Wireless VoIP Phone

By Neil Zawacki
Updated: March 02, 2011

Wireless VoIP phones have become a common feature in many modern offices. They are similar to standard VoIP phones, but have a Wi-Fi or DECT transceiver automatically built into the design. They also tend to be SIP compliant and support wideband audio for enhanced voice communications.

Offices that use wireless VoIP phones need to have a data network that is connected to Wi-Fi equipment. This generally includes a wireless router, wireless adapter, and modem, though variations exist. There also needs to be one or more access points set up inside the building with antennas that can catch the Wi-Fi signal and broadcast it to the surrounding area (usually about 300 feet or so).

Making Calls

When someone makes a wireless phone call through this system, the sound is automatically converted into data packets that are transmitted from the phone to the surrounding Wi-Fi radio waves. These data packets are then sent across the IP network to their intended destination and the process is reversed. If a packet gets lost along the way, the system can usually figure out what’s missing and reconstruct the signal based on what preceded and followed.

Wireless VoIP phones generally require a base station in order to function, but you can normally have eight or more handsets connected to each one. You can also have multiple SIP registrations with the phone for different servers. The talk time on wireless VoIP phones tends to vary between four and twelve hours, though this can be augmented through the use of spare battery packs. They also tend to have a large amount of standby time available (in some cases two hundred hours or more).

Advantages of Wireless VoIP

There are several potential advantages to using a Wireless VoIP phone system. Employees can move around the office while making a phone call and not be constrained to one specific location. As long as the call stays within range of the wireless signal, it will be fine. You also don’t have to wire every phone or computer to the system, helping to create a more streamlined work environment. Furthermore, the operational costs tend to be quite inexpensive, much like with traditional VoIP systems.

Wireless VoIP phones also have a lot of special features available. They can have a graphical color display, visual voice mail indicator, over the air provisioning, and a phone book that can support hundreds of potential entries. In addition, many of them have the ability to support four or more concurrent phone calls at once. They also tend to provide standard features like back-lit screens and polyphonic ring tunes.

Challenges of Wireless VoIP

There are a few potential issues with wireless VoIP phones that should be mentioned. The Quality of Service (QOS) may not be as good as with wired phones, and they generally cost a bit more to set up and maintain. Wireless VoIP is also more vulnerable to security threats since there are more access points available for outside parties to exploit. These are the same issues with all wireless systems, however.

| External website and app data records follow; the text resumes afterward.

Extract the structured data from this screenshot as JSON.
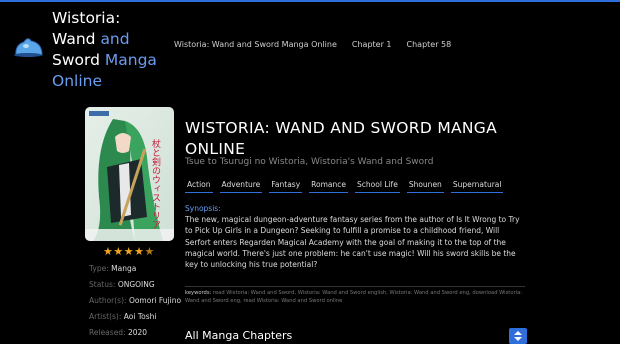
{
  "site": {
    "title_parts": [
      "Wistoria:",
      "Wand",
      "and",
      "Sword",
      "Manga",
      "Online"
    ],
    "logo_icon": "slime-logo-icon",
    "accent": "#2f6fdc"
  },
  "nav": {
    "items": [
      "Wistoria: Wand and Sword Manga Online",
      "Chapter 1",
      "Chapter 58"
    ]
  },
  "manga": {
    "title": "WISTORIA: WAND AND SWORD MANGA ONLINE",
    "alt_titles": "Tsue to Tsurugi no Wistoria, Wistoria's Wand and Sword",
    "genres": [
      "Action",
      "Adventure",
      "Fantasy",
      "Romance",
      "School Life",
      "Shounen",
      "Supernatural"
    ],
    "synopsis_label": "Synopsis:",
    "synopsis": "The new, magical dungeon-adventure fantasy series from the author of Is It Wrong to Try to Pick Up Girls in a Dungeon? Seeking to fulfill a promise to a childhood friend, Will Serfort enters Regarden Magical Academy with the goal of making it to the top of the magical world. There's just one problem: he can't use magic! Will his sword skills be the key to unlocking his true potential?",
    "keywords_label": "keywords:",
    "keywords": "read Wistoria: Wand and Sword, Wistoria: Wand and Sword english, Wistoria: Wand and Sword eng, download Wistoria: Wand and Sword eng, read Wistoria: Wand and Sword online",
    "rating": 4.5,
    "cover_text": "杖と剣のウィストリア",
    "details": [
      {
        "key": "Type:",
        "value": "Manga"
      },
      {
        "key": "Status:",
        "value": "ONGOING"
      },
      {
        "key": "Author(s):",
        "value": "Oomori Fujino"
      },
      {
        "key": "Artist(s):",
        "value": "Aoi Toshi"
      },
      {
        "key": "Released:",
        "value": "2020"
      }
    ]
  },
  "chapters": {
    "heading": "All Manga Chapters",
    "sort_icon": "sort-icon"
  }
}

Featured Research
  • Business Phone System Buyer's Guide

    Communication has been a focal point in business since inception, but the industry is changing drastically in how people connect to one another and what tools and systems they use to do so. Less than 15 years ago, 90% of people relied on landline phone systems for communication. Today, less than 60% of Americans even have a landline and 40% rely solely on their mobile phone. more

  • Ditch Your Fax Servers

    An in-house fax server gives an IT department centralized management and monitoring over the entire enterprise's faxing. This can help your company track usage and better maintain records for auditing and record keeping. However, there are serious drawbacks that come with utilizing an in-house fax server solution and these range from security to cost-prohibitive pricing. more

  • The IT Manager's Survival Guide

    As an IT manager, maintaining physical fax servers and infrastructure is not a high priority. However, fax capability remains a business need simply because chances are your industry is dependent on its security. What if there was a way to reduce the amount of time spent handling fax complaints and maintaining physical servers? And this way took into account security, cost savings, and freed up your IT resources. Would you be interested? more

  • The Top 10 Reasons Companies Continue to Fax in 2017

    Even though many won't admit it in public, many industries still rely heavily on sending faxes in one way or another. And believe it or not, fax usage is, in fact, going up and not down. Don't believe us? In a recent study, 82% of respondents stated that fax usage increased over the past year while only 19% stated that their fax usage went down. more

  • Top 11 VoIP Myths Busted

    VoIP is one of the fastest growing business communication technologies, with many saying that it will grow at a rate of 10% year over year for the foreseeable future. As with any new technology, there are many myths floating about that claim to answer the questions that surround how the new service works. more